DATA SHOWN below:

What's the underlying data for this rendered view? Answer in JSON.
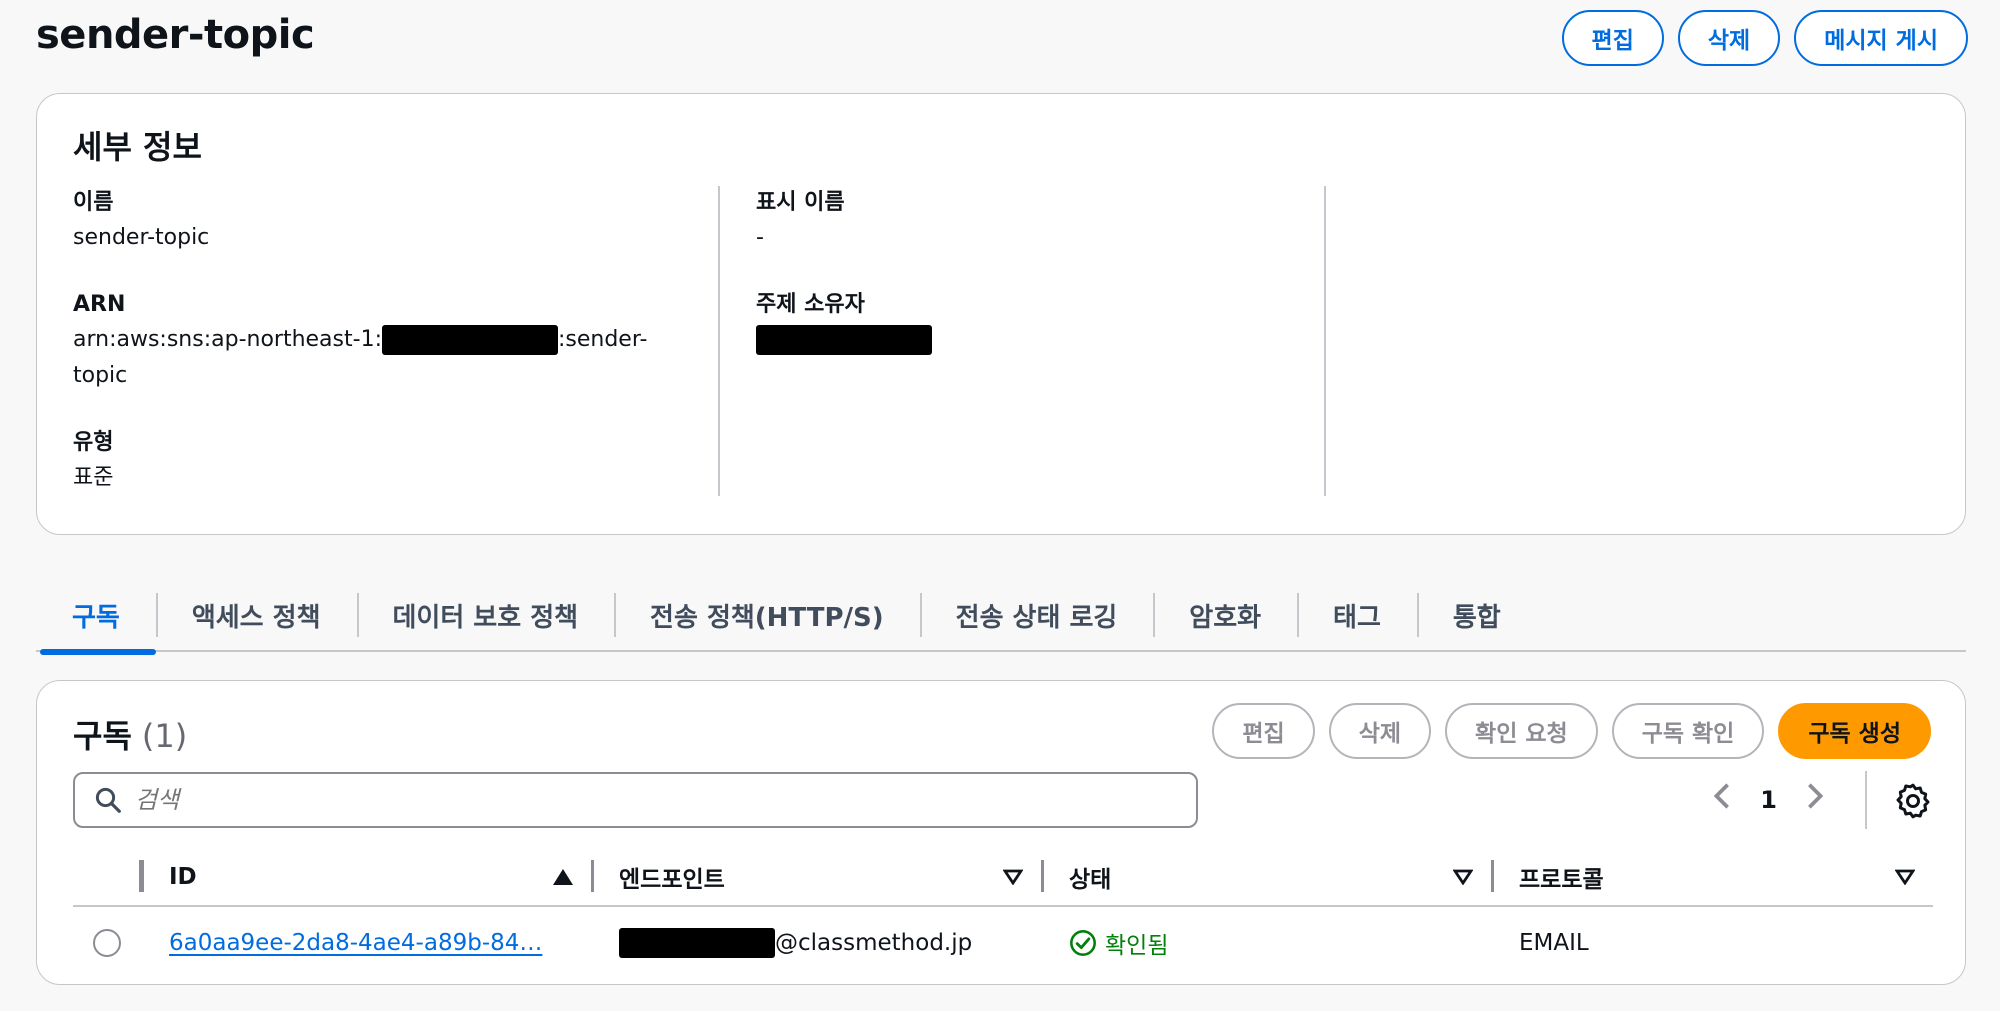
{
  "page": {
    "title": "sender-topic",
    "actions": {
      "edit": "편집",
      "delete": "삭제",
      "publish": "메시지 게시"
    }
  },
  "details": {
    "title": "세부 정보",
    "name_label": "이름",
    "name_value": "sender-topic",
    "arn_label": "ARN",
    "arn_prefix": "arn:aws:sns:ap-northeast-1:",
    "arn_suffix": ":sender-topic",
    "type_label": "유형",
    "type_value": "표준",
    "display_name_label": "표시 이름",
    "display_name_value": "-",
    "owner_label": "주제 소유자"
  },
  "tabs": [
    {
      "label": "구독",
      "active": true
    },
    {
      "label": "액세스 정책",
      "active": false
    },
    {
      "label": "데이터 보호 정책",
      "active": false
    },
    {
      "label": "전송 정책(HTTP/S)",
      "active": false
    },
    {
      "label": "전송 상태 로깅",
      "active": false
    },
    {
      "label": "암호화",
      "active": false
    },
    {
      "label": "태그",
      "active": false
    },
    {
      "label": "통합",
      "active": false
    }
  ],
  "subscriptions": {
    "title": "구독",
    "count": "(1)",
    "actions": {
      "edit": "편집",
      "delete": "삭제",
      "request_confirm": "확인 요청",
      "confirm": "구독 확인",
      "create": "구독 생성"
    },
    "search_placeholder": "검색",
    "page": "1",
    "columns": {
      "id": "ID",
      "endpoint": "엔드포인트",
      "status": "상태",
      "protocol": "프로토콜"
    },
    "rows": [
      {
        "id": "6a0aa9ee-2da8-4ae4-a89b-84…",
        "endpoint_suffix": "@classmethod.jp",
        "status": "확인됨",
        "protocol": "EMAIL"
      }
    ]
  },
  "colors": {
    "accent": "#006ce0",
    "primary": "#ff9900",
    "success": "#037f0c"
  },
  "icons": [
    "search-icon",
    "chevron-left-icon",
    "chevron-right-icon",
    "settings-gear-icon",
    "sort-ascending-icon",
    "sort-icon",
    "check-circle-icon"
  ]
}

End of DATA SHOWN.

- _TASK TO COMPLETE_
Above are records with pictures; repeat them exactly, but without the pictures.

- _ANSWER BOX_
What's the underlying data for this rendered view? Answer in JSON.
{
  "page": {
    "title": "sender-topic",
    "actions": {
      "edit": "편집",
      "delete": "삭제",
      "publish": "메시지 게시"
    }
  },
  "details": {
    "title": "세부 정보",
    "name_label": "이름",
    "name_value": "sender-topic",
    "arn_label": "ARN",
    "arn_prefix": "arn:aws:sns:ap-northeast-1:",
    "arn_suffix": ":sender-topic",
    "type_label": "유형",
    "type_value": "표준",
    "display_name_label": "표시 이름",
    "display_name_value": "-",
    "owner_label": "주제 소유자"
  },
  "tabs": [
    {
      "label": "구독",
      "active": true
    },
    {
      "label": "액세스 정책",
      "active": false
    },
    {
      "label": "데이터 보호 정책",
      "active": false
    },
    {
      "label": "전송 정책(HTTP/S)",
      "active": false
    },
    {
      "label": "전송 상태 로깅",
      "active": false
    },
    {
      "label": "암호화",
      "active": false
    },
    {
      "label": "태그",
      "active": false
    },
    {
      "label": "통합",
      "active": false
    }
  ],
  "subscriptions": {
    "title": "구독",
    "count": "(1)",
    "actions": {
      "edit": "편집",
      "delete": "삭제",
      "request_confirm": "확인 요청",
      "confirm": "구독 확인",
      "create": "구독 생성"
    },
    "search_placeholder": "검색",
    "page": "1",
    "columns": {
      "id": "ID",
      "endpoint": "엔드포인트",
      "status": "상태",
      "protocol": "프로토콜"
    },
    "rows": [
      {
        "id": "6a0aa9ee-2da8-4ae4-a89b-84…",
        "endpoint_suffix": "@classmethod.jp",
        "status": "확인됨",
        "protocol": "EMAIL"
      }
    ]
  },
  "colors": {
    "accent": "#006ce0",
    "primary": "#ff9900",
    "success": "#037f0c"
  },
  "icons": [
    "search-icon",
    "chevron-left-icon",
    "chevron-right-icon",
    "settings-gear-icon",
    "sort-ascending-icon",
    "sort-icon",
    "check-circle-icon"
  ]
}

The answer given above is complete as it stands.